**Data excerpts**:
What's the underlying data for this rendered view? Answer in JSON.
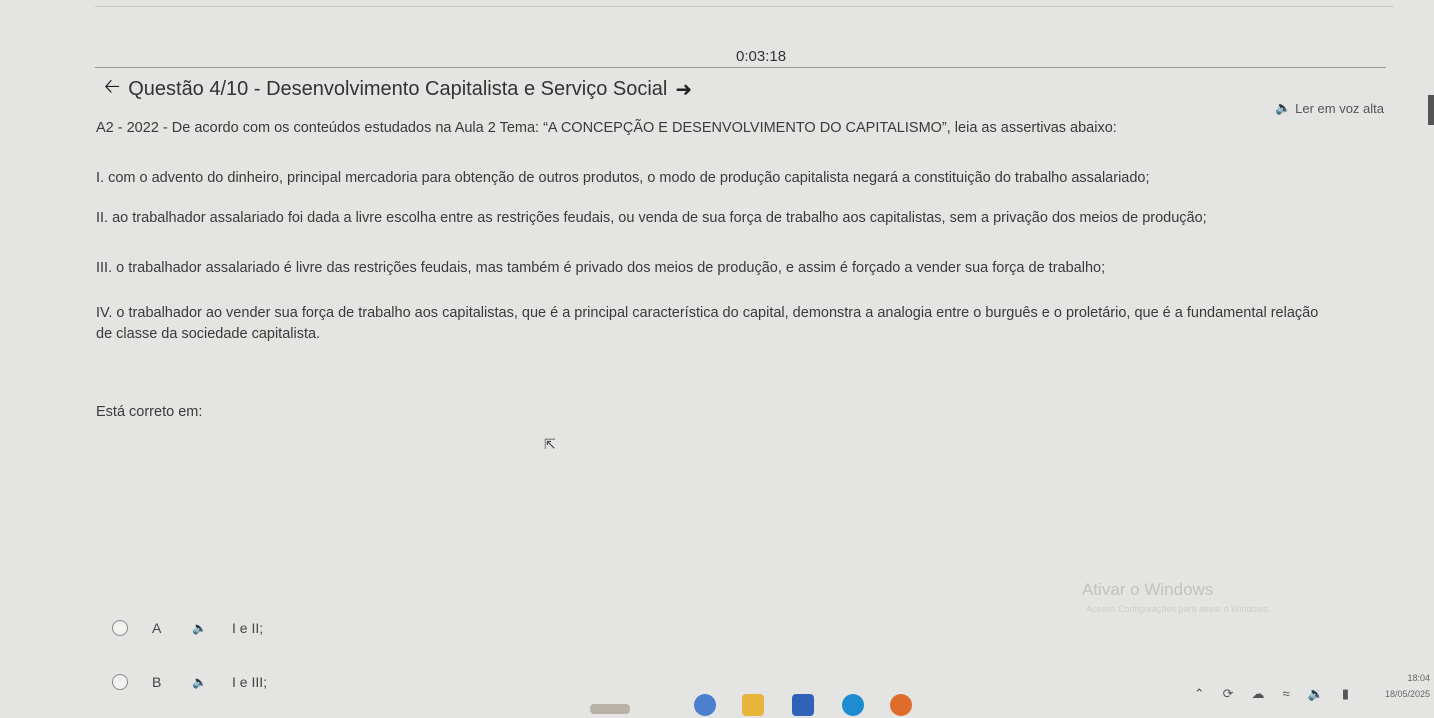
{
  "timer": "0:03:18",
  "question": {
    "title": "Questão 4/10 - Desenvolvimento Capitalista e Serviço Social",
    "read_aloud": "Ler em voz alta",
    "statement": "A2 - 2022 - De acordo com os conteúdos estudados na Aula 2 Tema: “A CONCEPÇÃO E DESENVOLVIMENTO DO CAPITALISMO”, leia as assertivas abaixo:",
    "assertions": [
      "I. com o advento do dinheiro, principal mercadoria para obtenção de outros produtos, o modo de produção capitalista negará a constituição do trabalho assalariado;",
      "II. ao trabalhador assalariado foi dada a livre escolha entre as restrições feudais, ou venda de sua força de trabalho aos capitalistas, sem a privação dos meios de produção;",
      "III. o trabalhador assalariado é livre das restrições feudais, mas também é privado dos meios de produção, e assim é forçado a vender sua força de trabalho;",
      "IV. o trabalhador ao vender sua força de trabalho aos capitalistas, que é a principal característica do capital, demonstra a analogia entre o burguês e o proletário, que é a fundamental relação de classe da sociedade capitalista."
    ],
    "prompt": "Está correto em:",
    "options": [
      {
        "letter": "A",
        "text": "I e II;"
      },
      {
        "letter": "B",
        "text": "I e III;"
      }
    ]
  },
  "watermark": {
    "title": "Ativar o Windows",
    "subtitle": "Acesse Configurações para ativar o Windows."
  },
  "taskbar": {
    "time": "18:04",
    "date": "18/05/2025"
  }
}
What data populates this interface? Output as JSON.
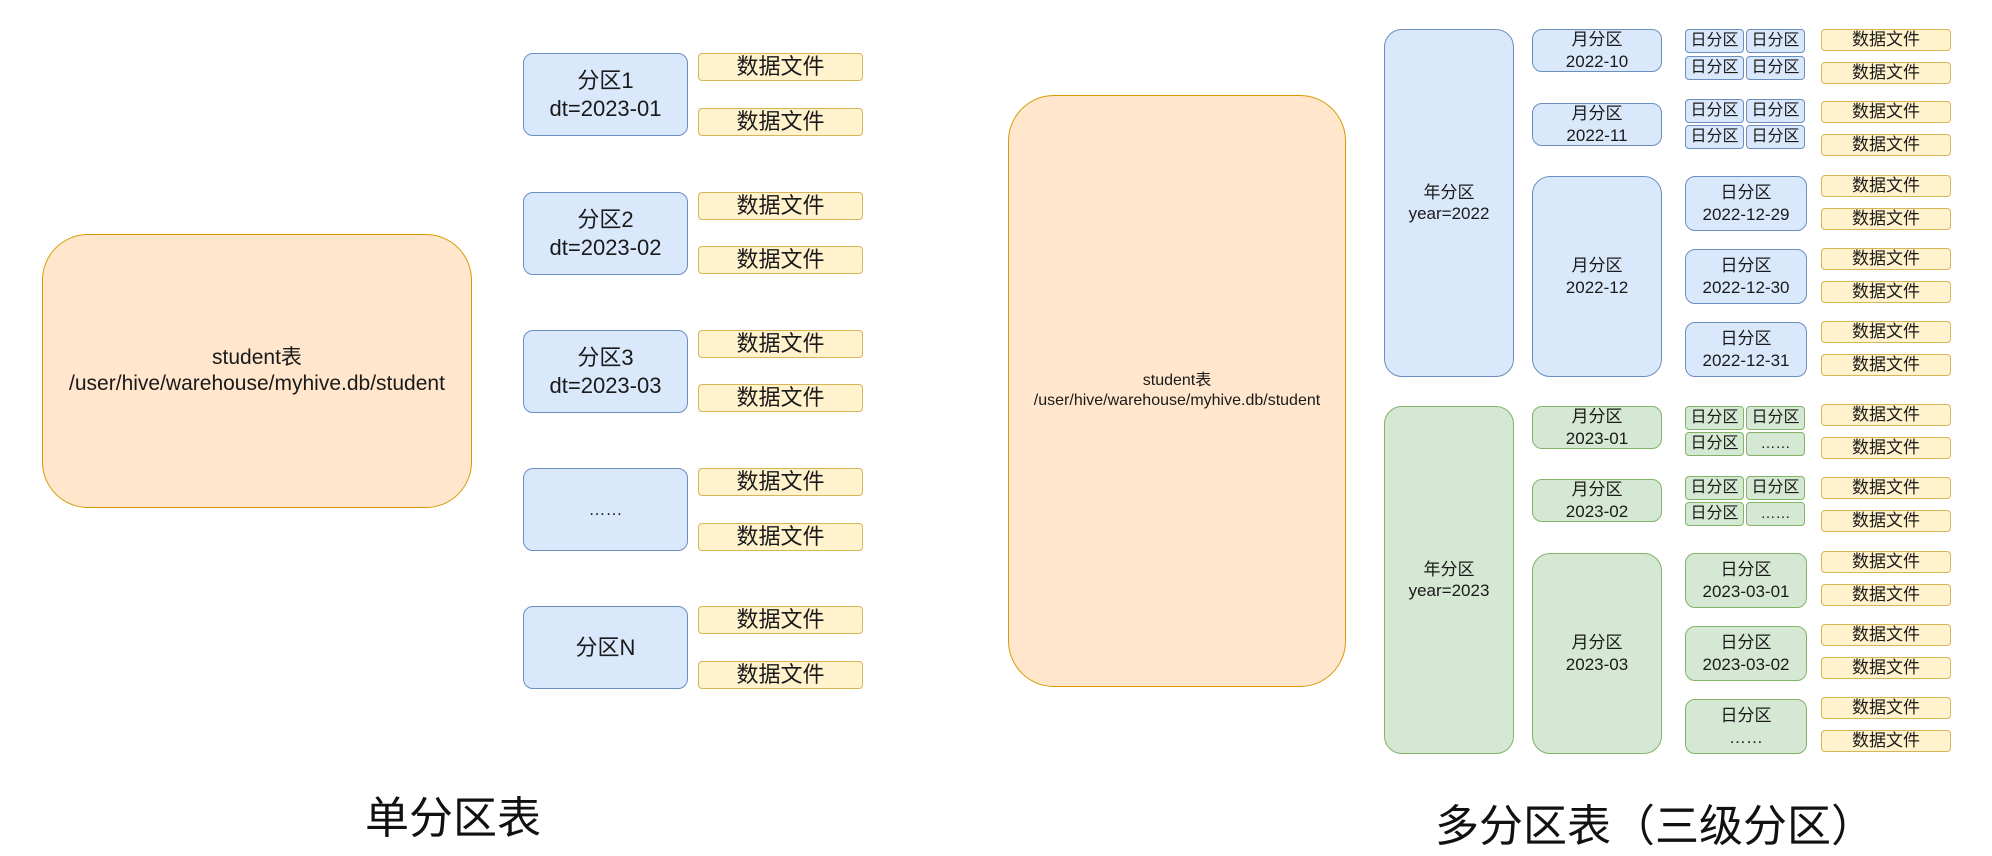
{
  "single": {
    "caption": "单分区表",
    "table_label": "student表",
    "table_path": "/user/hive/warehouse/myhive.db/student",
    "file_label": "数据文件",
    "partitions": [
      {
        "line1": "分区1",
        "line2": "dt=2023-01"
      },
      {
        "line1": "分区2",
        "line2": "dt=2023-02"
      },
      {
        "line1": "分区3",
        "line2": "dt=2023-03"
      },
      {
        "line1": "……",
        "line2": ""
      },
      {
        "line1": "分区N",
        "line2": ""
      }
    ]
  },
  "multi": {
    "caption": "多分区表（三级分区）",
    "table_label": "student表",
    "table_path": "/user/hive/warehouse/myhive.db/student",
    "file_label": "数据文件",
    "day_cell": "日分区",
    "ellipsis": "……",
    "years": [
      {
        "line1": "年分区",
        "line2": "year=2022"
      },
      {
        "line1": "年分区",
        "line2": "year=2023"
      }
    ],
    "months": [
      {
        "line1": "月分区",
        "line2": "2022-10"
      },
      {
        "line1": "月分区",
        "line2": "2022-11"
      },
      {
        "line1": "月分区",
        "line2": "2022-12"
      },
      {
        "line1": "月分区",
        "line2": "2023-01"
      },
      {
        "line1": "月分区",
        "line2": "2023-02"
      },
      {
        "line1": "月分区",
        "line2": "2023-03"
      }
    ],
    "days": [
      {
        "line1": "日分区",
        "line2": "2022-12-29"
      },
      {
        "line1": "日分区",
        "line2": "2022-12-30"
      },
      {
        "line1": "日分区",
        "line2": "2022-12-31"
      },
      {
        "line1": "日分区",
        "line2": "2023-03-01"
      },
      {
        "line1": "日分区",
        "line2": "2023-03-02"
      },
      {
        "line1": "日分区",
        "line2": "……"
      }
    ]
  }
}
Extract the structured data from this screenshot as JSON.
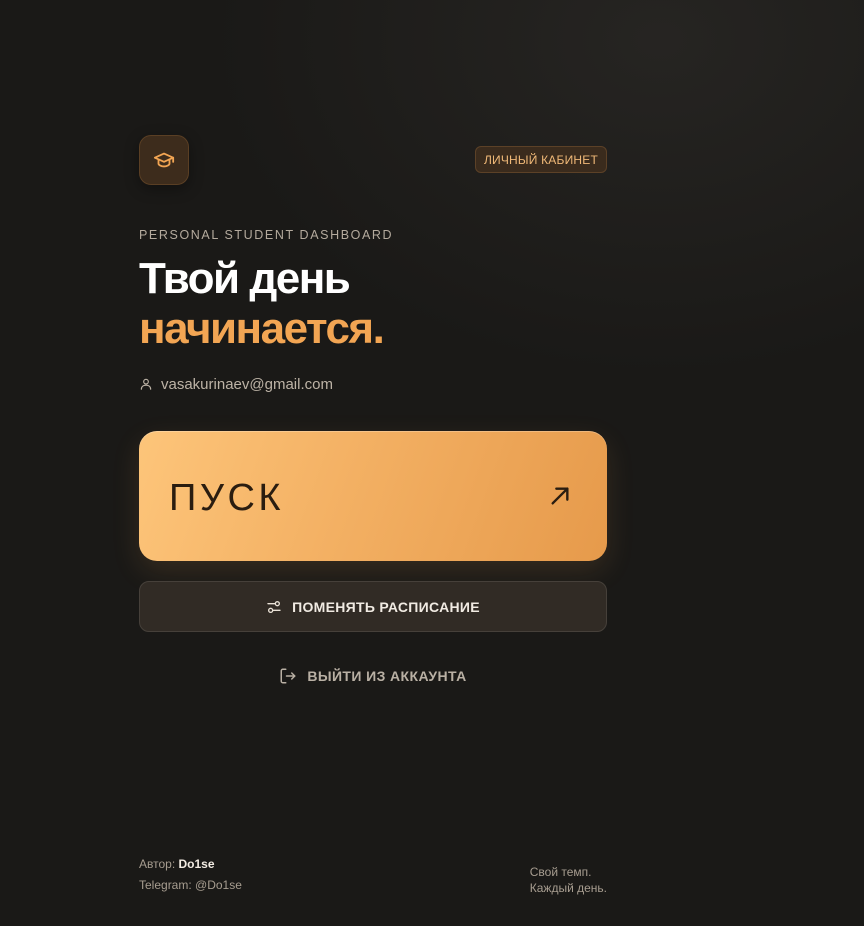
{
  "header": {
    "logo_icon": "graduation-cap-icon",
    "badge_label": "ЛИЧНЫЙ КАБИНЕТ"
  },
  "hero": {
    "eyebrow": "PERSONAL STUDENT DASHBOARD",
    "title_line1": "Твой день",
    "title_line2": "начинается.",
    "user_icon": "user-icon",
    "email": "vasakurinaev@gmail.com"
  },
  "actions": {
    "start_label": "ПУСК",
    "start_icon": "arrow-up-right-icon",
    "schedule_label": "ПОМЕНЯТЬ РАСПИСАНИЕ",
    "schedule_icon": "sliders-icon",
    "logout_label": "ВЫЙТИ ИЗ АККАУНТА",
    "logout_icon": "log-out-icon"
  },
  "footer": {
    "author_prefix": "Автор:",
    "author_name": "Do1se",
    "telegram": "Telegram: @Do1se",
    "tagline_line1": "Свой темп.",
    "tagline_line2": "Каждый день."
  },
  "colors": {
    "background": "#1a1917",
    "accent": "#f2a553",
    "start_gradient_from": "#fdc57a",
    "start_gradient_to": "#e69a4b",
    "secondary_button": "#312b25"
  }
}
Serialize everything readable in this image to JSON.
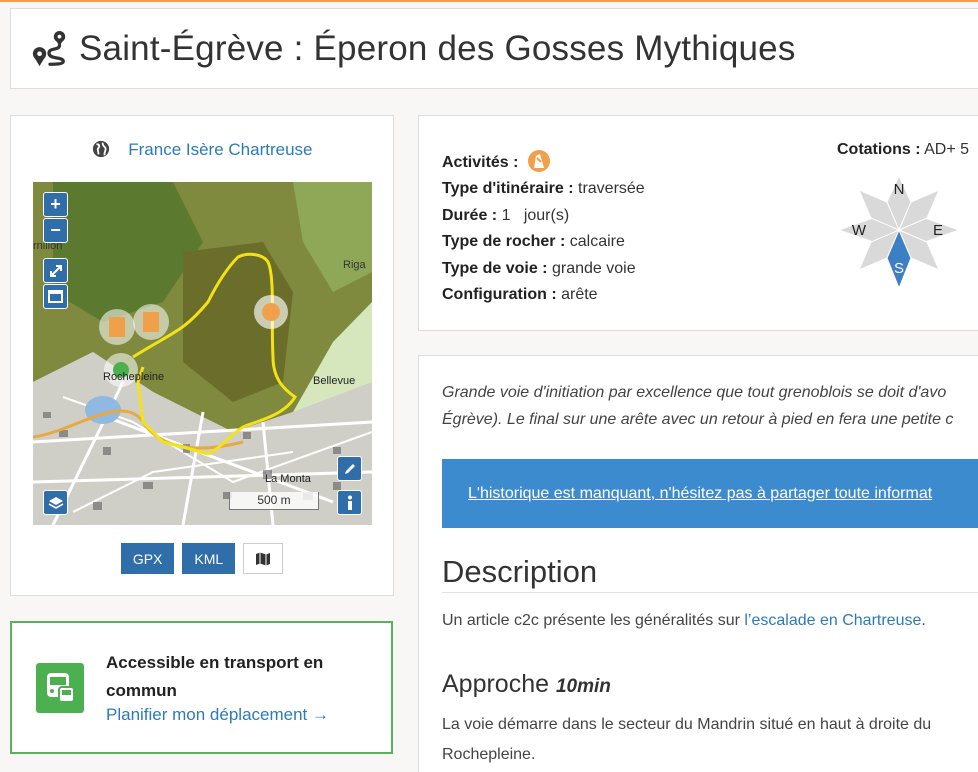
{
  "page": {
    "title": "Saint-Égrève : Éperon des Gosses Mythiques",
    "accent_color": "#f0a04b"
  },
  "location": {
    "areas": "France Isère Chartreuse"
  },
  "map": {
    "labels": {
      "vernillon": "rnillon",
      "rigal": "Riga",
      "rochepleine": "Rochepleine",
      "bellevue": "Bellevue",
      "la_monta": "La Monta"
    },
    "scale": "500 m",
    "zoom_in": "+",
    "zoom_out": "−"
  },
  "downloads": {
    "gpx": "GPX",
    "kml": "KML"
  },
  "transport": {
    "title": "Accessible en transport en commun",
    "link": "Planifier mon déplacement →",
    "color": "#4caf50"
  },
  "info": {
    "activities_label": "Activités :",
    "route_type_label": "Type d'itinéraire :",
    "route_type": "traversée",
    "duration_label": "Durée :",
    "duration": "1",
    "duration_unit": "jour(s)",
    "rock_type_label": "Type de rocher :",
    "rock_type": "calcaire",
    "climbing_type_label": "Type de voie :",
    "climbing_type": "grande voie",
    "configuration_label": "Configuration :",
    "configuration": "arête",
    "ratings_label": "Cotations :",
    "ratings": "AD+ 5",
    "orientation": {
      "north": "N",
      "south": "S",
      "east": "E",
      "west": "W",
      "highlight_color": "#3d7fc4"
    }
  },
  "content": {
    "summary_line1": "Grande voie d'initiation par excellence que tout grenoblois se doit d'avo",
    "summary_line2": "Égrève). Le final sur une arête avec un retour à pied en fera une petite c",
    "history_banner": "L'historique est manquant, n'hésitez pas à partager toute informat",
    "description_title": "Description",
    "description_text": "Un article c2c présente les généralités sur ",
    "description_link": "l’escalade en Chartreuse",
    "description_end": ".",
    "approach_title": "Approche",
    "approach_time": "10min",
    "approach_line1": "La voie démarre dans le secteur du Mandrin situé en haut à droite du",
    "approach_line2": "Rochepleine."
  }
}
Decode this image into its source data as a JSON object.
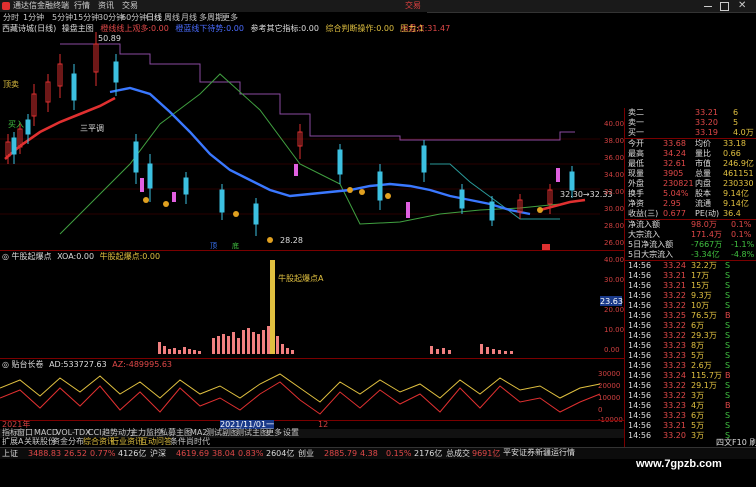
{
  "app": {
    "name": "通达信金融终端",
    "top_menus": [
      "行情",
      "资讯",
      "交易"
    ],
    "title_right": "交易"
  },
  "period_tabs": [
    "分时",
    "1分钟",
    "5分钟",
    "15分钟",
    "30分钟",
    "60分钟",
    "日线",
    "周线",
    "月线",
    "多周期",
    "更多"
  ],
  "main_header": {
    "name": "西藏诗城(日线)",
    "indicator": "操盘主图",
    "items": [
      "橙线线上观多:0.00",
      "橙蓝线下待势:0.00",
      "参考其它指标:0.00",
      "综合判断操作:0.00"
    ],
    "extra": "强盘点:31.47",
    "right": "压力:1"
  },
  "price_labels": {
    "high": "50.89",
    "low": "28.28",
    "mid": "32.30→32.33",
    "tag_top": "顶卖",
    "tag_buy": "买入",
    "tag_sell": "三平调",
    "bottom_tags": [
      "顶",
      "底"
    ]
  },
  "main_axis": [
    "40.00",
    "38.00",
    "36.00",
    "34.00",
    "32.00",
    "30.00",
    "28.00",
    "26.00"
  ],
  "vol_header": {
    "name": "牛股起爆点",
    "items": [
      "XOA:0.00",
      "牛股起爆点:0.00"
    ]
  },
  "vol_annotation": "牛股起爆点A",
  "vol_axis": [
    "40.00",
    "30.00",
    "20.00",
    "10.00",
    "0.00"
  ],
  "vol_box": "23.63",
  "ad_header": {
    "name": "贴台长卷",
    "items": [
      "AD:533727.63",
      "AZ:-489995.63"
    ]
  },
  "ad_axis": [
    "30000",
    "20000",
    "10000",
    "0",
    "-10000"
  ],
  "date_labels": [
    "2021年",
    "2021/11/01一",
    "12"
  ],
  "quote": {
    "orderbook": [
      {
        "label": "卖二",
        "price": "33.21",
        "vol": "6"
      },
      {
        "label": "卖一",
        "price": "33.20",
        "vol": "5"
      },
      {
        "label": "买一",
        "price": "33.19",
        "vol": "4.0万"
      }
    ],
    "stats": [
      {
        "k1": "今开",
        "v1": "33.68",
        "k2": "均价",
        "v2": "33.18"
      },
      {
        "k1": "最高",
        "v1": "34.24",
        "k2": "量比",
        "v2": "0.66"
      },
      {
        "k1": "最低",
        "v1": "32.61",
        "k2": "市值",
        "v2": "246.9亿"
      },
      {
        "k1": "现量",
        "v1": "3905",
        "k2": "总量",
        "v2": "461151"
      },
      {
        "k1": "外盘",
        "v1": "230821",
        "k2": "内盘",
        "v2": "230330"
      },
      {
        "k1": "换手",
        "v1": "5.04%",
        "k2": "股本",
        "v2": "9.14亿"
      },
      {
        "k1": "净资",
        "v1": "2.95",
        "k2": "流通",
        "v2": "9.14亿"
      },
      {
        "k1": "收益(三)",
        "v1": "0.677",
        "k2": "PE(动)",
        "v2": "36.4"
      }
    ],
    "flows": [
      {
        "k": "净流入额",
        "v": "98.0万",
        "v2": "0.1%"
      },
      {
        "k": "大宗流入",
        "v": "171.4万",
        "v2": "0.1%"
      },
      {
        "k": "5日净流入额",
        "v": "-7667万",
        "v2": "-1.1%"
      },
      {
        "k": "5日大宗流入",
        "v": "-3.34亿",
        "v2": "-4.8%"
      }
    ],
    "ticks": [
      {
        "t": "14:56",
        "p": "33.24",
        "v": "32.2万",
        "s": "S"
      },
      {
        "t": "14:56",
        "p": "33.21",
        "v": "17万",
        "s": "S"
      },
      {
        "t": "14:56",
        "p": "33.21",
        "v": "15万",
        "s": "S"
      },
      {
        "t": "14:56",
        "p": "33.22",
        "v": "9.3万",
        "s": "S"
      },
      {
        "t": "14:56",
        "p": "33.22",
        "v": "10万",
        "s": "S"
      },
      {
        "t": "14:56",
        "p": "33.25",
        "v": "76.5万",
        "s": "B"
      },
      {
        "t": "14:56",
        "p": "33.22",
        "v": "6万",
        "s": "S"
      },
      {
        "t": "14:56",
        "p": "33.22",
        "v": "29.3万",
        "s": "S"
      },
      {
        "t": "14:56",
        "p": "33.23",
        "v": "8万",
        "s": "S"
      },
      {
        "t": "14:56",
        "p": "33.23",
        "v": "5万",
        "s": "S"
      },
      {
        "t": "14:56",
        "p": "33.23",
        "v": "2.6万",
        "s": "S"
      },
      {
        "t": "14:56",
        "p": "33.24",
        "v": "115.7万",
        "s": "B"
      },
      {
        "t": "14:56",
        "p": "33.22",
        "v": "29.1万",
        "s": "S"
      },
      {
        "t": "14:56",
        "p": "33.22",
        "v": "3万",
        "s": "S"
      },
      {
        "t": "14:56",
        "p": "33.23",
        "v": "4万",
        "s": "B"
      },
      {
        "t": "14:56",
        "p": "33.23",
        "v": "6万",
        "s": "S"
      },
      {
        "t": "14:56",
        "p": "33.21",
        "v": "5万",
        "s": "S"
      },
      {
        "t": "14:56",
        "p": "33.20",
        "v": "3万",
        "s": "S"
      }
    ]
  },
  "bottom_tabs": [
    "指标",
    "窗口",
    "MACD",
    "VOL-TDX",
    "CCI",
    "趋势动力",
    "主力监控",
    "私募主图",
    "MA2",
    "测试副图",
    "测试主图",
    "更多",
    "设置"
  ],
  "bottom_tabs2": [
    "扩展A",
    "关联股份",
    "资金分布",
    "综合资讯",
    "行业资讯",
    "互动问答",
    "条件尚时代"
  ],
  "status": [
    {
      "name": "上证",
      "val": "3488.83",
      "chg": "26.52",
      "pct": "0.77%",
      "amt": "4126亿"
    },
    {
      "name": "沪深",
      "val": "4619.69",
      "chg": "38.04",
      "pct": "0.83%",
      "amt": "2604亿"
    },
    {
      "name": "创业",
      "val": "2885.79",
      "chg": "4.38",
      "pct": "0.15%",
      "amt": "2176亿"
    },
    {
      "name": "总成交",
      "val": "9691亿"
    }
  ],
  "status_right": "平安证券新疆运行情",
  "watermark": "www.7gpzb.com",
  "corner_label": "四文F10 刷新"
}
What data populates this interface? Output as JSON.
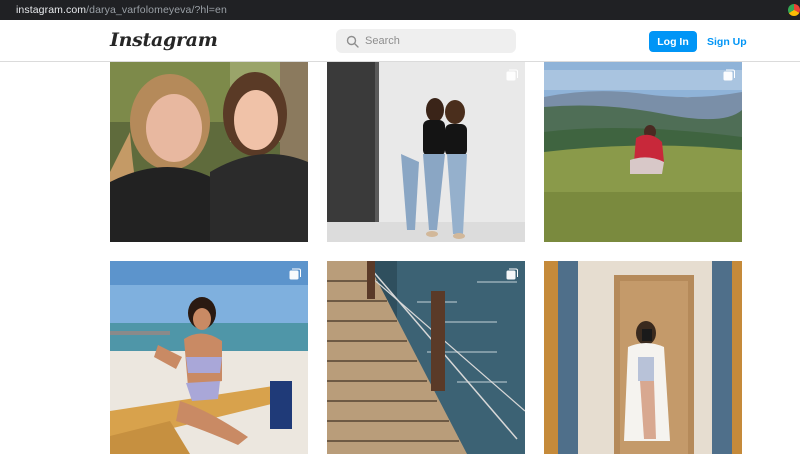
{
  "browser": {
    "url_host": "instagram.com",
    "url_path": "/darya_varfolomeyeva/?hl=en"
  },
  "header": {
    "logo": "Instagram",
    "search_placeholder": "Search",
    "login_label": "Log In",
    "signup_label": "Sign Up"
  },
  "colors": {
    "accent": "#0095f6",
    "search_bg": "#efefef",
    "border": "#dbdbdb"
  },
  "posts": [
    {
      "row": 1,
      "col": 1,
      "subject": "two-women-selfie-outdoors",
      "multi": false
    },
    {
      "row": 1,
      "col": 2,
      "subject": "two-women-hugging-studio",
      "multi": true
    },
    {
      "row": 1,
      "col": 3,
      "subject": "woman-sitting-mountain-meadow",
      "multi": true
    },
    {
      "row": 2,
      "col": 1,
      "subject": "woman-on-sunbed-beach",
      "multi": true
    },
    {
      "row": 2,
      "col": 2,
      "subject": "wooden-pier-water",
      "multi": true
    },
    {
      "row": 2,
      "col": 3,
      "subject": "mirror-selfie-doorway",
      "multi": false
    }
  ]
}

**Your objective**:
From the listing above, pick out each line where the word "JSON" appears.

**Solution below**:
What's the underlying data for this rendered view? Answer in JSON.
What data populates this interface? Output as JSON.
Extract the structured data from this screenshot as JSON.
Serialize everything readable in this image to JSON.
Decode this image into its source data as a JSON object.
What data populates this interface? Output as JSON.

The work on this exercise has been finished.